Dedicated spelunkers (cavers) may already have dreamed about the labyrinthine Waitomo Caves in the North Island’s Waikato region. The caves’ cavernous curves were carved over thousands of years by the pressure of underground streams pushing on soft limestone. Stalactites mushroom from the walls, floor and ceiling, lit softly by galaxies of glow-worms, twinkling like constellations in the darkness. How you tackle the caves is up to you: go gently with a guided walking tour, or turn up the ante by abseiling, zip-lining or black-water rafting: crawling, swimming and floating through the caves on a tube. (If you like the sound of the latter, try the Legendary Black Water Rafting Company.) Over on the South Island, get your cave-kicks at Nelson, Fiordland or the West Coast.
There’s a flexible approach to the word ‘road’ in New Zealand, where gravel or dirt tracks – even sheep’s trails up hillsides – are all considered fair-game. The country’s rich agricultural history has spawned a tangled tapestry of rural tracks and paths: you could be racing across sand dunes in Northland, juddering around a quad bike farm in Waikato, speeding past sheep on a Marlborough sheep station or traversing snow-capped foothills in the Southern Alps.
New Zealand’s landscapes look pretty stunning from ground-level; they’re even better 12,000 feet above ground. Lake Taupo on the North Island boasts the world’s largest commercial dropzone, plus splendid vistas of volcanoes, forests and lake; Queenstown and Lake Wanaka skydiving sessions come with jaw-drop views of mountains, lakes and the Central Otago high country. If you want to whoosh over geothermal waters, opt for a dive on the Bay of Islands.
The Mackenzie Basin – near the centre of the South Island – has been scientifically proven to have the clearest, darkest and most spectacular night skies in New Zealand. Aoraki Mackenzie International Dark Sky Reserve is the southern hemisphere’s first dark sky reserve; it’s also the world’s biggest, plus it’s gold-rated (thanks to pollution-free skies).
Dip your toes in by floating gently down a grade-one mountain river for a few hours, or dive in (not literally) on a grade-five white-knuckle adventure. The North Island’s best rafting spots include the central and east coast: Lake Taupo (Tongariro River has three sections of white water), Bay of Plenty and Hawke’s Bay; on the South Island, Queenstown, Christchurch and the wild West Coast offer adrenaline-packed aquatics.
Jet-boating was invented in New Zealand, when a clever farmer worked out a way to navigate the shallow waters of Canterbury River; local adrenaline-junkies quickly realised he was on to a good thing.

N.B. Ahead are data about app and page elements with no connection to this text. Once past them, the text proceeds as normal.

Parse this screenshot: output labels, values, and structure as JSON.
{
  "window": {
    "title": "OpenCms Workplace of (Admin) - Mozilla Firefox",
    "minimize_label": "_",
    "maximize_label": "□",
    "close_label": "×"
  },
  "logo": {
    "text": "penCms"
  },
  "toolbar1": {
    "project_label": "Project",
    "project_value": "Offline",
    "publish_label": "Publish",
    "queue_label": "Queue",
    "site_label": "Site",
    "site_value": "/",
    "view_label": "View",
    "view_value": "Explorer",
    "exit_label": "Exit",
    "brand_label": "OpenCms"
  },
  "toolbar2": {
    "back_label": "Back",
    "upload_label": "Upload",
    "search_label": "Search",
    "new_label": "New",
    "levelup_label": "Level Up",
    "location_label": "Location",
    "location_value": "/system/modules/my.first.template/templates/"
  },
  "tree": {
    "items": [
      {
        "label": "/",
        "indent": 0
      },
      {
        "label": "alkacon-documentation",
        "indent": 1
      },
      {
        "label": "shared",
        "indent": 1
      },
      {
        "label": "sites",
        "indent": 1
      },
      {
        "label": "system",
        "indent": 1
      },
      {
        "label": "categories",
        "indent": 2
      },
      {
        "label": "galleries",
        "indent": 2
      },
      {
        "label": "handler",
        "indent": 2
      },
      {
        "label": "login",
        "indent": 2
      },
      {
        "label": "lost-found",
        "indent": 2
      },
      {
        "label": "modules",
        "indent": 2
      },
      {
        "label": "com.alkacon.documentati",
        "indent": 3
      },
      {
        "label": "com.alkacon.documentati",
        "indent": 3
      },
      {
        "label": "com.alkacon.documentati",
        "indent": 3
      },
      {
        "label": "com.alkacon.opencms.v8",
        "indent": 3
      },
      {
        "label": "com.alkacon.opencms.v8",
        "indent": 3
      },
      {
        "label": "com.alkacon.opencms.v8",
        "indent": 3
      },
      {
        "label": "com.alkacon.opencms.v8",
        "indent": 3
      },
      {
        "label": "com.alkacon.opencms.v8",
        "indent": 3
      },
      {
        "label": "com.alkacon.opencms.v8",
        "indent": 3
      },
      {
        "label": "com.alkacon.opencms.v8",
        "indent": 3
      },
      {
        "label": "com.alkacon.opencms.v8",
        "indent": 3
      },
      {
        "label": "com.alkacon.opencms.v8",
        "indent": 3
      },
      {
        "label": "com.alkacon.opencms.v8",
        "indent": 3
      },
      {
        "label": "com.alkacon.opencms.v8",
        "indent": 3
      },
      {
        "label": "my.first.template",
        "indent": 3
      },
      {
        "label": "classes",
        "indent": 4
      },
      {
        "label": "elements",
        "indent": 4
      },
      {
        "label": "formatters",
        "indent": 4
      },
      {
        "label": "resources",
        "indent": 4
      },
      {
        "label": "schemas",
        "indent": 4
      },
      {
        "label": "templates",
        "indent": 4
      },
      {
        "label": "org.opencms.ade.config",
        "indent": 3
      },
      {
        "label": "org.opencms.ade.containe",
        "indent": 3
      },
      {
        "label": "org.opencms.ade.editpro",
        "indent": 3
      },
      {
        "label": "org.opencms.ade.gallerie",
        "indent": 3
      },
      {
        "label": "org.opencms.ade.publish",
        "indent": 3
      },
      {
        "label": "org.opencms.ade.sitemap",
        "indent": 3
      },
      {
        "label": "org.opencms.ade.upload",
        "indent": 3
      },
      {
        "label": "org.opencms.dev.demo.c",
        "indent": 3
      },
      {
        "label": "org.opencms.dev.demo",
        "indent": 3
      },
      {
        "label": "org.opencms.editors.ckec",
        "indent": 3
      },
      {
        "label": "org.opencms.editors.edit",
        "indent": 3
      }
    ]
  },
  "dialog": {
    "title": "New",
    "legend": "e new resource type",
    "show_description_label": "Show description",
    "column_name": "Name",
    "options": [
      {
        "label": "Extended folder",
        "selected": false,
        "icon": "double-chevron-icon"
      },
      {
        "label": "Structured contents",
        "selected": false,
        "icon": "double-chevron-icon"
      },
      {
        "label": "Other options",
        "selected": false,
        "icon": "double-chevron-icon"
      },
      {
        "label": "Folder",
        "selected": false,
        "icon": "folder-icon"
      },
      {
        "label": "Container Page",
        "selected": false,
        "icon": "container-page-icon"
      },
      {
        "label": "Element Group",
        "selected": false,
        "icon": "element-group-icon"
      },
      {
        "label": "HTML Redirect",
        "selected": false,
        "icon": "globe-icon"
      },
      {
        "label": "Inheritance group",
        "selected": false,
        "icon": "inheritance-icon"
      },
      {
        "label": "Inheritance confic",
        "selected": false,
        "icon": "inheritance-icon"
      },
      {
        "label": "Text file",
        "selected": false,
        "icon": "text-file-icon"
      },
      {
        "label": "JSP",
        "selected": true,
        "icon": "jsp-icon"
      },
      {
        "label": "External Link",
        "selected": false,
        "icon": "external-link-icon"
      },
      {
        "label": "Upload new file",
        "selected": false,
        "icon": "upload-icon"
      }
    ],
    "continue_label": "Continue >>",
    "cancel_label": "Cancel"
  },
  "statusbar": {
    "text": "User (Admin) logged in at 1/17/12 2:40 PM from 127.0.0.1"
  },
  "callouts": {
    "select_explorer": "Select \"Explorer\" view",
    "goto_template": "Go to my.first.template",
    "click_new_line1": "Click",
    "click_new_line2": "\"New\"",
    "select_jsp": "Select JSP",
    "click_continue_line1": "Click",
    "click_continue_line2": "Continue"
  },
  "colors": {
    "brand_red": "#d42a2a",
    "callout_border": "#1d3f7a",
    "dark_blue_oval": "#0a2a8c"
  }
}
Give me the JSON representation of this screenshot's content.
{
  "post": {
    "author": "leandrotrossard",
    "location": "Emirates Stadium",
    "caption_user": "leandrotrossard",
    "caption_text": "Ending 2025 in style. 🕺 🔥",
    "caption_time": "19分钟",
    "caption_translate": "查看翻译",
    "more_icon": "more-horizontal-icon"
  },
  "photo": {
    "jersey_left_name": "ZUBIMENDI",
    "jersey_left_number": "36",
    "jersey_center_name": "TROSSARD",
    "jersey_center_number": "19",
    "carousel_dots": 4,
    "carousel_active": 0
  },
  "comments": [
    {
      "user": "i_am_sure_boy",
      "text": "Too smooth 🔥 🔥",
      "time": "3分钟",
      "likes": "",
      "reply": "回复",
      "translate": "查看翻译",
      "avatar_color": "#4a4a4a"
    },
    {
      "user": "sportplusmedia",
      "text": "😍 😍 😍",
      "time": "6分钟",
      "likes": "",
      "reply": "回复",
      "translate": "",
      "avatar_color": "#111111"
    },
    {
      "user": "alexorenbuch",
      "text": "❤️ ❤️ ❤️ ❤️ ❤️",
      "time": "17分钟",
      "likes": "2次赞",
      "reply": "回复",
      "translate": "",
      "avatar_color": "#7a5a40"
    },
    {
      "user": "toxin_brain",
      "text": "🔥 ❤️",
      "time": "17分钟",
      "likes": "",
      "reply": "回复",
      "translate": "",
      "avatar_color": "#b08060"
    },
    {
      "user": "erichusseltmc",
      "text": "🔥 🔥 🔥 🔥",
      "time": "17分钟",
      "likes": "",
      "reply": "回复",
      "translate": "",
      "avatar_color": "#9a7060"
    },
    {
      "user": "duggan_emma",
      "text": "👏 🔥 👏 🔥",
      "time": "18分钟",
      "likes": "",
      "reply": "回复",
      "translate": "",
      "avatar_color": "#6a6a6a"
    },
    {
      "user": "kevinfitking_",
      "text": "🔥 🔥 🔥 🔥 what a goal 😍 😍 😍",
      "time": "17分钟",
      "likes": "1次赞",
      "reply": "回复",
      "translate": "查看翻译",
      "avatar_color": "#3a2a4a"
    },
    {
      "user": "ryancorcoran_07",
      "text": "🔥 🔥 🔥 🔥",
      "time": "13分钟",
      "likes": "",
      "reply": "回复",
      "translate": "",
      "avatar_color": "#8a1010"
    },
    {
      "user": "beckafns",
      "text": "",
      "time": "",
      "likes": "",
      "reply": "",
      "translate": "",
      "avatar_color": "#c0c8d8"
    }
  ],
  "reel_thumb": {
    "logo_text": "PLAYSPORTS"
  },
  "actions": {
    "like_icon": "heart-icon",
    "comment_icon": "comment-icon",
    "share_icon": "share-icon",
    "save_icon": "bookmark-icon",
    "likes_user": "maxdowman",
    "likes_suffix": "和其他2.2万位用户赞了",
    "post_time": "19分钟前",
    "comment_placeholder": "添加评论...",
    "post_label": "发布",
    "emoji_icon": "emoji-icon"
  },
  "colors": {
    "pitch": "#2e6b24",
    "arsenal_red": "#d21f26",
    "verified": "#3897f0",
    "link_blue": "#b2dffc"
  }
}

Vroom through narrow canyons and gorges at 85km per hour near Queenstown and Canterbury, or try North Island’s Rangitaiki, Whanganui and Waikato Rivers.
Like jet-boating, zip-lining started off as a practical solution to a problem: how to achieve fast transportation across hostile canyons and hard-to-reach rivers. Modern adventurers can focus on transporting themselves – spending three hours zipping through Rotorua’s wilderness; soaking up Auckland Harbour views from Waiheke; going by gondola to the top of Bob’s Peak in Queenstown, then flying past the Remarkables mountains and Lake Wakatipu; combining zip-lining with river-tubing on Auckland’s West Coast.